                <Button Width="50" Height="50" VerticalAlignment="Top">3</Button>
                <Button Width="50" Height="50" VerticalAlignment="Top">4</Button>
                <Button Width="50" Height="50" VerticalAlignment="Top">5</Button>
                <Button Width="150" Height="150" VerticalAlignment="Top">6</Button>
                <Button Width="50" Height="50" VerticalAlignment="Top">7</Button>
                <Button Width="50" Height="50" VerticalAlignment="Top">8</Button>
                <Button Width="50" Height="50" VerticalAlignment="Top">9</Button>
                <Button Width="50" Height="50" VerticalAlignment="Top">10</Button>
                <Button Width="50" Height="50" VerticalAlignment="Top">11</Button>
                <Button Width="50" Height="50" VerticalAlignment="Top">12</Button>
                <Button Width="50" Height="50" VerticalAlignment="Top">13</Button>
                <Button Width="50" Height="50" VerticalAlignment="Top">14</Button>
            </local:MyWrapPanel>
        </ScrollViewer>
    </Grid>
</Window>

Open in new window



You should get an exception: Layout measurement override of element 'WrapPanelDemo.MyWrapPanel' should not return PositiveInfinity as its DesiredSize, even if Infinity is passed in as available size.

So what exactly happened here?

A ScrollViewer gives it's content the impression that it has an infinite size to spread on. In this case, the Width is 500 and the height is Infinity.

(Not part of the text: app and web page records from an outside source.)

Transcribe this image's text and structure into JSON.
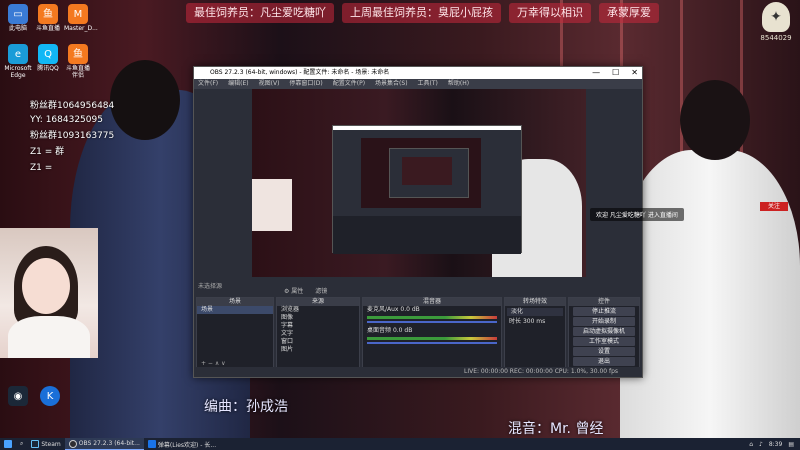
{
  "banner": {
    "items": [
      "最佳饲养员：凡尘爱吃糖吖",
      "上周最佳饲养员：臭屁小屁孩",
      "万幸得以相识",
      "承蒙厚爱"
    ]
  },
  "logo": {
    "id": "8544029"
  },
  "desktop_icons": [
    {
      "label": "此电脑",
      "color": "#3a7bd5",
      "glyph": "▭"
    },
    {
      "label": "斗鱼直播",
      "color": "#f47920",
      "glyph": "鱼"
    },
    {
      "label": "Master_D...",
      "color": "#f47920",
      "glyph": "M"
    },
    {
      "label": "Microsoft Edge",
      "color": "#1a9cd8",
      "glyph": "e"
    },
    {
      "label": "腾讯QQ",
      "color": "#12b7f5",
      "glyph": "Q"
    },
    {
      "label": "斗鱼直播伴侣",
      "color": "#f47920",
      "glyph": "鱼"
    }
  ],
  "overlay_lines": [
    "粉丝群1064956484",
    "YY: 1684325095",
    "粉丝群1093163775",
    "Z1 = 群",
    "Z1 ="
  ],
  "obs": {
    "title": "OBS 27.2.3 (64-bit, windows) - 配置文件: 未命名 - 场景: 未命名",
    "window_controls": [
      "—",
      "☐",
      "✕"
    ],
    "menu": [
      "文件(F)",
      "编辑(E)",
      "视图(V)",
      "停靠窗口(D)",
      "配置文件(P)",
      "场景集合(S)",
      "工具(T)",
      "帮助(H)"
    ],
    "status_text": "未选择源",
    "mini_toolbar": [
      "⚙ 属性",
      "滤镜"
    ],
    "scenes": {
      "title": "场景",
      "items": [
        "场景"
      ]
    },
    "sources": {
      "title": "来源",
      "items": [
        "浏览器",
        "图像",
        "字幕",
        "文字",
        "窗口",
        "图片"
      ]
    },
    "mixer": {
      "title": "混音器",
      "channels": [
        {
          "name": "麦克风/Aux",
          "db": "0.0 dB"
        },
        {
          "name": "桌面音频",
          "db": "0.0 dB"
        }
      ]
    },
    "transitions": {
      "title": "转场特效",
      "type": "淡化",
      "duration_label": "时长",
      "duration": "300 ms"
    },
    "controls": {
      "title": "控件",
      "buttons": [
        "停止推流",
        "开始录制",
        "启动虚拟摄像机",
        "工作室模式",
        "设置",
        "退出"
      ]
    },
    "bottom": "LIVE: 00:00:00   REC: 00:00:00   CPU: 1.0%, 30.00 fps"
  },
  "chat_message": "欢迎 凡尘爱吃糖吖 进入直播间",
  "follow_tag": "关注",
  "credits": {
    "editor": "编曲：孙成浩",
    "lyrics": "混音：Mr. 曾经"
  },
  "taskbar": {
    "items": [
      {
        "label": "Steam",
        "color": "#1b2838"
      },
      {
        "label": "OBS 27.2.3 (64-bit...",
        "color": "#302e31"
      },
      {
        "label": "弹幕(Lies欢迎) - 长...",
        "color": "#1a73e8"
      }
    ],
    "time": "8:39"
  }
}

In order to fix this we need change our code a little bit so we will return the max height on the Measure:

        protected override Size MeasureOverride(System.Windows.Size availableSize)
        {
            double x = 0.0;
            double y = 0.0;
            double largestY = 0.0;
            double largestX = 0.0;
            foreach (FrameworkElement child in this.InternalChildren)
            {
                child.Measure(availableSize);
            }

            foreach (FrameworkElement child in this.InternalChildren)
            {
                if (x + child.DesiredSize.Width > availableSize.Width)
                {
                    if (x > 0)
                    {
                        x = 0;
                        y = largestY;
                        x += child.DesiredSize.Width;
                    }
                    else
                    {
                        x += child.DesiredSize.Width;
                    }
                }
                else
                {
                    x += child.DesiredSize.Width;
                }
                largestY = Math.Max(largestY, y + child.DesiredSize.Height);
                largestX = Math.Max(largestX, x + child.DesiredSize.Width);
            }

            return new Size(largestX, largestY);
        }

Open in new window



Thats it,  :-)


Btw, this Panel does not support UI Virtualizartion.

For Virtualization, our Panel will first have to implement IScrollInfo. IScrollInfo will allow us to get the actual viewable area that we get (So we would not get the exception above)... but implementing a UI Virtualization (if you don't know what it is then just google) is a different story, especially if we want a smooth scrolling.
1
Comment
Author:saragani
0 Comments

Featured Post

Free Tool: Site Down Detector

Helpful to verify reports of your own downtime, or to double check a downed website you are trying to access.

One of a set of tools we are providing to everyone as a way of saying thank you for being a part of the community.

Join & Write a Comment

This is Part 3 in a 3-part series on Experts Exchange to discuss error handling in VBA code written for Excel. Part 1 of this series discussed basic error handling code using VBA. http://www.experts-exchange.com/videos/1478/Excel-Error-Handlin…
When you have multiple client accounts to manage, it often feels like there aren’t enough hours in the day. With too many applications to juggle, you can’t focus on your clients, much less your growing to-do list. But that doesn’t have to be the cas…

Keep in touch with Experts Exchange

Tech news and trends delivered to your inbox every month